The ad breached CAP Code (Edition 12) rules
Medicines must have a licence from the MHRA, VMD or under the auspices of the EMA before they are marketed. Marketing communications for medicines must conform with the licence and the product's summary of product characteristics. For the avoidance of doubt, by conforming with the product's indicated use, a marketing communication would not breach rule 12.2.
Marketing communications must not suggest that a product is "special" or "different" because it has been granted a licence by the MHRA, VMD or under the auspices of the EMA. and 12.12 12.12 Prescription-only medicines or prescription-only medical treatments may not be advertised to the public. (Medicines, medical devices, health-related products and beauty products).

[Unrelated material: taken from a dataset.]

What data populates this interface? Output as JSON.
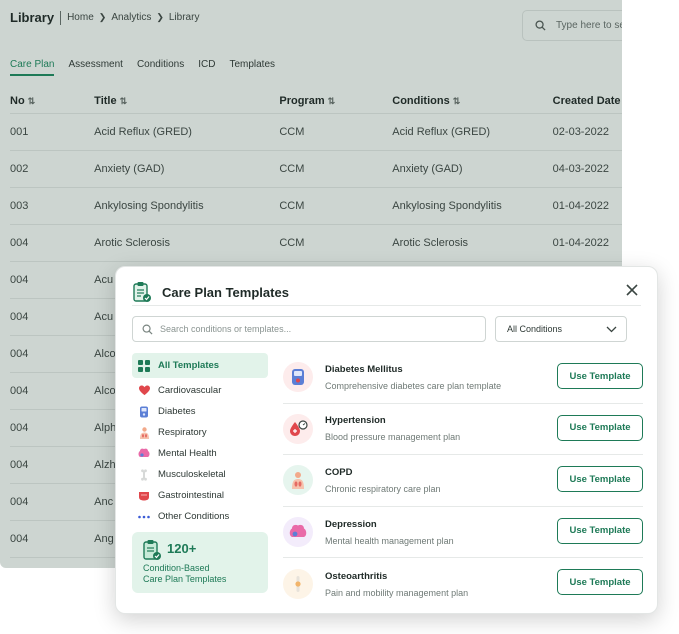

The ad must not appear again in the form complained about. We told PCK SKIN (Manchester) Ltd t/a SKINSPACEUK to ensure they did not promote prescription-only medicines to the general public.